Archaeological ﬁnds are usually well dated, making it possible to make a chronologically accurate association with the rest of an outﬁt being reproduced, but without knowing things like the social and economic status of it’s owner and the region it was found at the time it was discarded there will always be questions about it’s appropriateness. When it comes to early ﬁnds approximate chronological accuracy is sometimes the best we can hope for, but as we move later into the period and more information is available it is easier to make appropriate reconstruction decisions.
When is the ﬁnd or depiction dated to?
The answer to this question provides critical context when looking at 800 years worth of material. It is also important in the context of how artistic depictions changed over time, whether there are details visible or just the general shape of the shoe and how the clothing of the period may be concealing shoes, making their depiction in art rare and driving us more towards the archaeological record.
Where are they?
Which country are they in? Are they at market or at war? Are they riding, posing for a portrait, tending to the poor or attending to the king? Are they indoors or out? If they are outdoors are they in a rural or urban area? what is the state of the ground they are walking on, its it dry or muddy? Does the state of their clothing indicate they are hot, or are they bundled up against the cold?
Who did the shoe belong to?
What was their profession and station in life?

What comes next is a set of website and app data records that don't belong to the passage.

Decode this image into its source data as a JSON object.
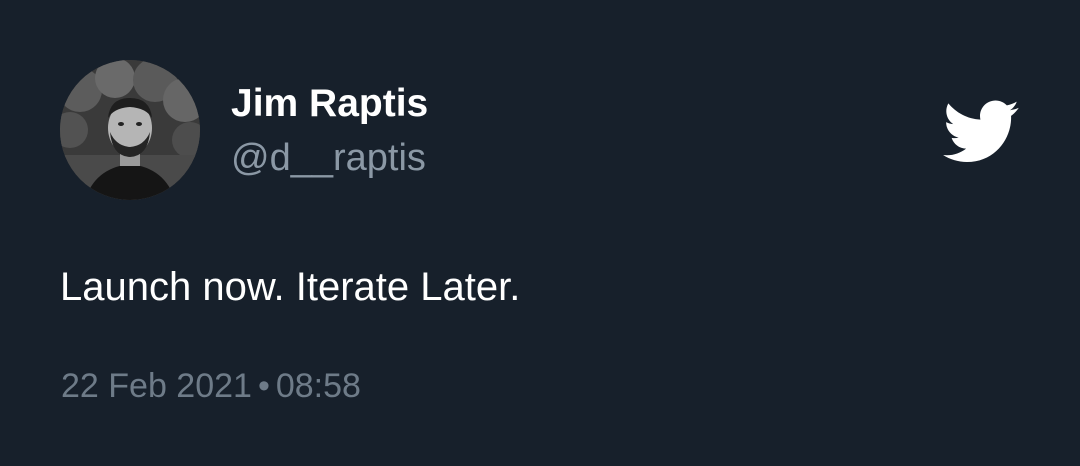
{
  "tweet": {
    "author": {
      "display_name": "Jim Raptis",
      "handle": "@d__raptis",
      "avatar_icon": "profile-photo"
    },
    "text": "Launch now. Iterate Later.",
    "date": "22 Feb 2021",
    "separator": "•",
    "time": "08:58"
  },
  "brand": {
    "icon": "twitter-bird-icon",
    "color": "#ffffff"
  },
  "colors": {
    "background": "#17202b",
    "primary_text": "#ffffff",
    "secondary_text": "#8b98a5",
    "meta_text": "#6e7b88"
  }
}
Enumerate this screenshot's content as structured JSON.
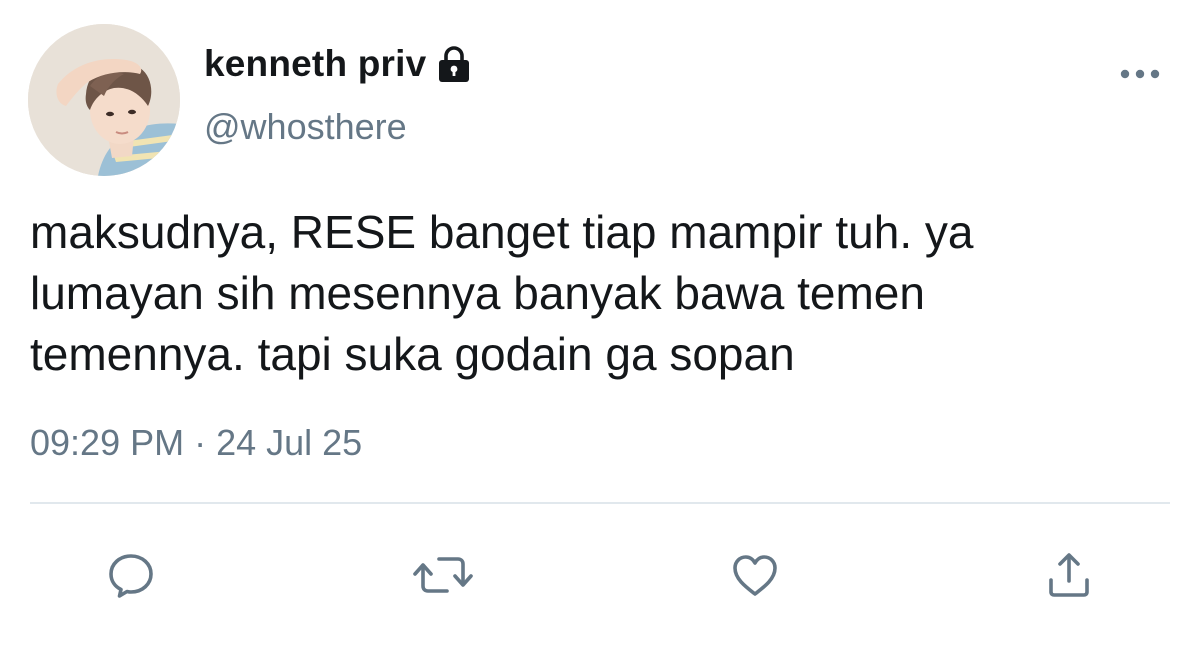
{
  "user": {
    "display_name": "kenneth priv",
    "handle": "@whosthere",
    "protected_icon": "lock-icon",
    "avatar_icon": "profile-photo"
  },
  "tweet": {
    "text": "maksudnya, RESE banget tiap mampir tuh. ya\nlumayan sih mesennya banyak bawa temen\ntemennya. tapi suka godain ga sopan",
    "timestamp": "09:29 PM · 24 Jul 25"
  },
  "actions": {
    "reply_icon": "speech-bubble-icon",
    "retweet_icon": "retweet-icon",
    "like_icon": "heart-icon",
    "share_icon": "share-upload-icon",
    "more_icon": "ellipsis-icon"
  },
  "colors": {
    "text_primary": "#14171a",
    "text_secondary": "#657786",
    "divider": "#e1e8ed",
    "background": "#ffffff"
  }
}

The shoes worn by a peasant working in a ﬁeld are going to be different from the shoes worn by a well-to-do court member or a king, and some professions may have necessitated unusual modifications to footwear such as additional soles nailed onto miner’s shoes to protect from rocks [Goubitz et al, 2001, p.77].
Are they likely to have owned more than one pair of shoes and so been able to choose their footwear according to their activities and conditions? As a general rule most aspects of the clothing and footwear associated with depictions of foreign or religious ﬁgures or any other ﬁgure the artist is trying to portray as foreign, mysterious or allegorical should be approached with extreme caution.
Analysis of size data shows that, with few exceptions, gender does not appear to be a significant factor in differentiating styles of footwear through tine middle ages, the same styles were worn by both men and women, and generally also by children [Grew and de Neergaard, 2002, p.103].
What are they wearing?
Are they wearing boots or shoes? How high up the leg? How are they fastened? How many fastenings are there? Is there a tongue? What shape is the toe? Are they wearing pattens? What color are they? Are they decorated, pierced or patterned? If they are pierced is the visible color through the piercings the same as the hose they are wearing? What does the style of the rest of their clothing tell us about the likely date?
References (See “Books” Sidebar)
[Goubitz et al, 2001] Goubitz, Olaf and van Driel-Murray, Carol and Groenman-van Waateringe, Willy. 2001. Stepping Through Time; Archaeological Footwear from Prehistoric Times until 1800. Zwolle. Foundation for Promoting Archaeology (Stichting Promotie Archeologie). ISBN 90–801044-6–9.
[Grew and de Neergaard, 2002] Grew, Francis and de Neergaard, Margrethe. 2002. Medieval Finds From Excavations in London: 2 Shoes and Pattens. Boydell Press. Suffolk. ISBN 0–85115-838–2